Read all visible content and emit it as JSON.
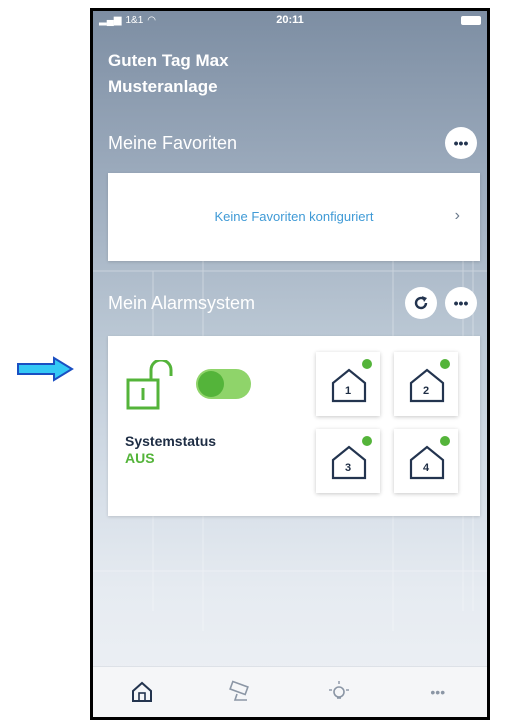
{
  "status_bar": {
    "carrier": "1&1",
    "time": "20:11"
  },
  "greeting": {
    "line1": "Guten Tag Max",
    "line2": "Musteranlage"
  },
  "favorites": {
    "title": "Meine Favoriten",
    "more_icon": "more-dots-icon",
    "empty_text": "Keine Favoriten konfiguriert",
    "chevron": "›"
  },
  "alarm": {
    "title": "Mein Alarmsystem",
    "refresh_icon": "refresh-icon",
    "more_icon": "more-dots-icon",
    "status_label": "Systemstatus",
    "status_value": "AUS",
    "lock_icon": "unlocked-padlock-icon",
    "zones": [
      {
        "number": "1"
      },
      {
        "number": "2"
      },
      {
        "number": "3"
      },
      {
        "number": "4"
      }
    ]
  },
  "tabs": [
    {
      "icon": "home-icon",
      "name": "tab-home"
    },
    {
      "icon": "camera-icon",
      "name": "tab-camera"
    },
    {
      "icon": "bulb-icon",
      "name": "tab-lights"
    },
    {
      "icon": "more-dots-icon",
      "name": "tab-more"
    }
  ],
  "colors": {
    "accent_green": "#54b43a",
    "link_blue": "#3f9ad6",
    "navy": "#23344f",
    "arrow_blue": "#2f8ae6"
  }
}
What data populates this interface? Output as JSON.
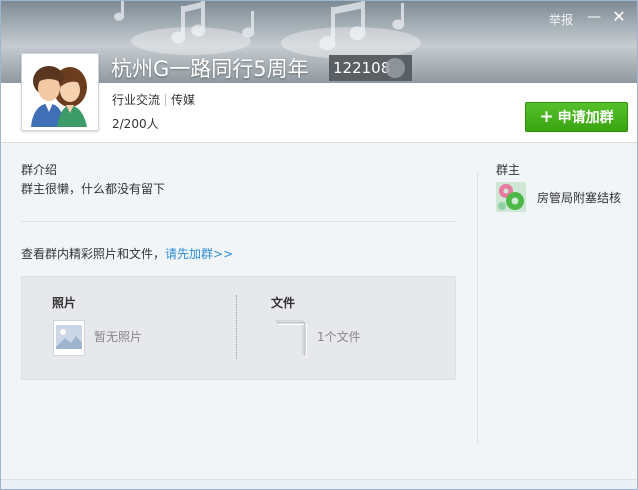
{
  "window": {
    "report_label": "举报",
    "minimize_symbol": "—",
    "close_symbol": "✕"
  },
  "group": {
    "name": "杭州G一路同行5周年",
    "id": "122108",
    "tags": [
      "行业交流",
      "传媒"
    ],
    "members": "2/200人",
    "join_button_label": "申请加群",
    "join_button_icon": "plus-icon",
    "join_button_color": "#3aa510"
  },
  "intro": {
    "title": "群介绍",
    "text": "群主很懒，什么都没有留下"
  },
  "view": {
    "prefix": "查看群内精彩照片和文件，",
    "link": "请先加群>>"
  },
  "panel": {
    "photos_title": "照片",
    "photos_empty": "暂无照片",
    "files_title": "文件",
    "files_count": "1个文件"
  },
  "owner": {
    "title": "群主",
    "name": "房管局附塞结核"
  },
  "colors": {
    "link": "#2d8dd6",
    "accent_green": "#3aa510"
  }
}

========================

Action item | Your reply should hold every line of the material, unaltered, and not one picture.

Answer section |
Read all visible content and emit it as JSON.
{
  "status_bar": {
    "carrier": "1&1",
    "time": "20:11"
  },
  "greeting": {
    "line1": "Guten Tag Max",
    "line2": "Musteranlage"
  },
  "favorites": {
    "title": "Meine Favoriten",
    "more_icon": "more-dots-icon",
    "empty_text": "Keine Favoriten konfiguriert",
    "chevron": "›"
  },
  "alarm": {
    "title": "Mein Alarmsystem",
    "refresh_icon": "refresh-icon",
    "more_icon": "more-dots-icon",
    "status_label": "Systemstatus",
    "status_value": "AUS",
    "lock_icon": "unlocked-padlock-icon",
    "zones": [
      {
        "number": "1"
      },
      {
        "number": "2"
      },
      {
        "number": "3"
      },
      {
        "number": "4"
      }
    ]
  },
  "tabs": [
    {
      "icon": "home-icon",
      "name": "tab-home"
    },
    {
      "icon": "camera-icon",
      "name": "tab-camera"
    },
    {
      "icon": "bulb-icon",
      "name": "tab-lights"
    },
    {
      "icon": "more-dots-icon",
      "name": "tab-more"
    }
  ],
  "colors": {
    "accent_green": "#54b43a",
    "link_blue": "#3f9ad6",
    "navy": "#23344f",
    "arrow_blue": "#2f8ae6"
  }
}
What data populates this interface? Output as JSON.
{
  "window": {
    "report_label": "举报",
    "minimize_symbol": "—",
    "close_symbol": "✕"
  },
  "group": {
    "name": "杭州G一路同行5周年",
    "id": "122108",
    "tags": [
      "行业交流",
      "传媒"
    ],
    "members": "2/200人",
    "join_button_label": "申请加群",
    "join_button_icon": "plus-icon",
    "join_button_color": "#3aa510"
  },
  "intro": {
    "title": "群介绍",
    "text": "群主很懒，什么都没有留下"
  },
  "view": {
    "prefix": "查看群内精彩照片和文件，",
    "link": "请先加群>>"
  },
  "panel": {
    "photos_title": "照片",
    "photos_empty": "暂无照片",
    "files_title": "文件",
    "files_count": "1个文件"
  },
  "owner": {
    "title": "群主",
    "name": "房管局附塞结核"
  },
  "colors": {
    "link": "#2d8dd6",
    "accent_green": "#3aa510"
  }
}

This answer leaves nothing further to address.